Moses’ song of praise after the crossing of the Red Sea contains this line: “Pharaoh’s chariots and his army he has hurled into the sea. The best of Pharaoh’s officers are drowned in the Red Sea” (Exodus 15:4). This is one of over twenty Old Testament verses dealing with the Exodus that mention the Red Sea. There has always been a question, though, about the accuracy of translating these verses with “Red Sea” instead of “Reed Sea.”
The Hebrew word suph, whose root is thought to be of Egyptian origin, meant “reed,” especially the papyrus. So the Hebrew phrase yam suph can be translated “Sea of Reeds” or “Reed Sea” or even “Papyrus Marsh.” Is this phrase, commonly translated “Red Sea,” in fact referring to what today is known as the Red Sea or is it some other body of water? More importantly, are the liberal scholars correct in saying yam suph refers to a marshy area near the Rea Sea or some small, shallow lake nearby? These questions are crucial because, if the Israelites escaped Egypt without God’s miraculous intervention, then the Bible contains exaggerations and lies.
When we look at the various passages of Scripture where the term yam suph is used, it becomes clear that it is indeed referring to the large body of water: “The waters were divided, and the Israelites went through the sea on dry ground, with a wall of water on their right and on their left” (Exodus 14:21–22). The “wall of water” on each side of the Israelites certainly suggests depth. Later, “the sea went back to its place. . . . The water flowed back and covered the chariots and horsemen—the entire army of Pharaoh that had followed the Israelites into the sea. Not one of them survived” (verses 27–28). There can be no doubt about what Moses is communicating here. Red Sea or Reed Sea, it was deep enough to destroy the entire Egyptian army. All the credit for this miraculous event is given to the Lord (Exodus 15:3), and it is referenced often in Scripture as an example of God’s great power (Joshua 2:10; Nehemiah 9:9; Psalm 106:9–12; 136:13–14).
Exodus 14 clearly describes a supernatural event involving a deep body of water that Israel crossed on dry ground and that later drowned the Egyptians. Whether the Israelites called it the Red Sea or the Reed Sea, the only way to look at that chapter and see a shallow lake or marshy area is to have a preconceived bias against the miraculous. Exodus gives us a clear understanding that the body of water the Israelites crossed was large and deep. The Red Sea surely fits that description.
In support of “Red Sea” being the correct translation and the correct body of water is the Greek Septuagint (LXX) from 200 BC. This is the earliest translation of the Hebrew Bible known, and the words yam suph are consistently translated with the Greek words eruthros thalassa or “Red Sea” (see Acts 7:36; Hebrews 11:29). In Exodus 3:2 and 5, the translators of the LXX used hélos to refer to a marshy, reedy area. But when it came time to translate suph in the context of the exodus through the sea, they chose a different phrase (eruthros thalassa), which specifically means “Red Sea.” The translators of the LXX obviously understood Moses to be referring to the Red Sea, not some other body of water.

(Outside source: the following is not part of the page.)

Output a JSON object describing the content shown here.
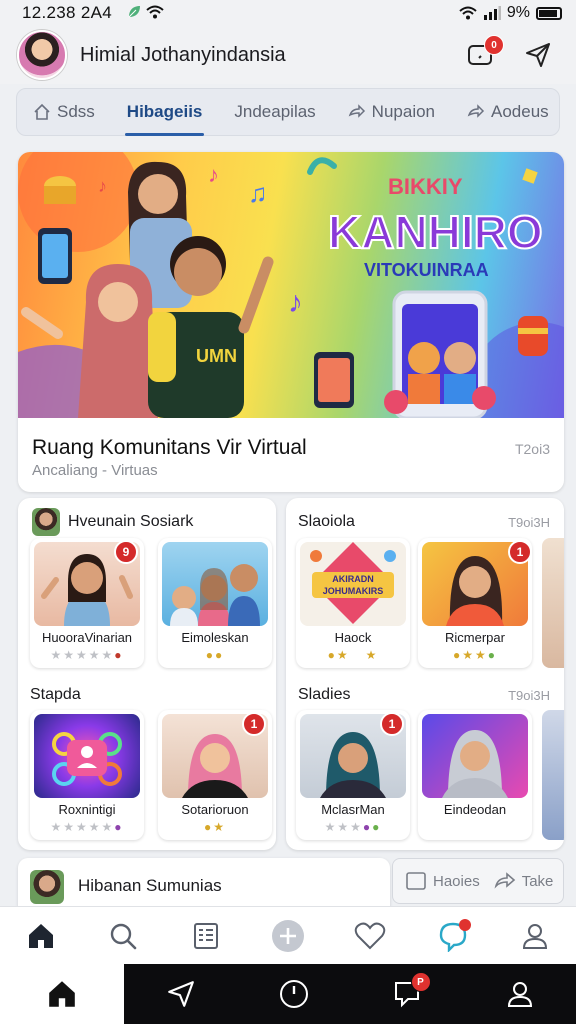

When the LXX is quoted in the New Testament, the biblical writers, under inspiration of the Holy Spirit, retained the Greek words meaning “Red Sea” (not “Reed Sea”). One example is in Stephen’s sermon in Acts 7:36. Also, Hebrews 11:29 says, “By faith the people passed through the Red Sea as on dry land; but when the Egyptians tried to do so, they were drowned.” These New Testament passages provide strong proof that “Red Sea” is the correct translation.
Further evidence that yam suph can indeed refer to the Red Sea comes from 1 Kings 9:26. There we see King Solomon building a fleet of ships on the shore of the Rea Sea/Reed Sea in the land of Edom—hardly practical if that body of water were merely a marshy area or small, shallow lake.
Even if we choose the translation “Reed Sea” over “Red Sea,” there are several possible bodies of water near Egypt that the Israelites could have crossed. Some scholars point to the Gulf of Suez or the Gulf of Aqaba (both are extensions of the Red Sea) as possible crossing sites. Moving north of the Gulf of Suez is the Bitter Lakes region, and north of that is Lake Timsah. Other scholars have suggested a body of water in the Nile Delta region.
Regardless of the way the words yam suph are translated, the Bible is clear that God supernaturally parted a large body of water so the Israelites could cross on dry land, and, when the Egyptian army attempted to follow, He destroyed them in an overwhelming flood.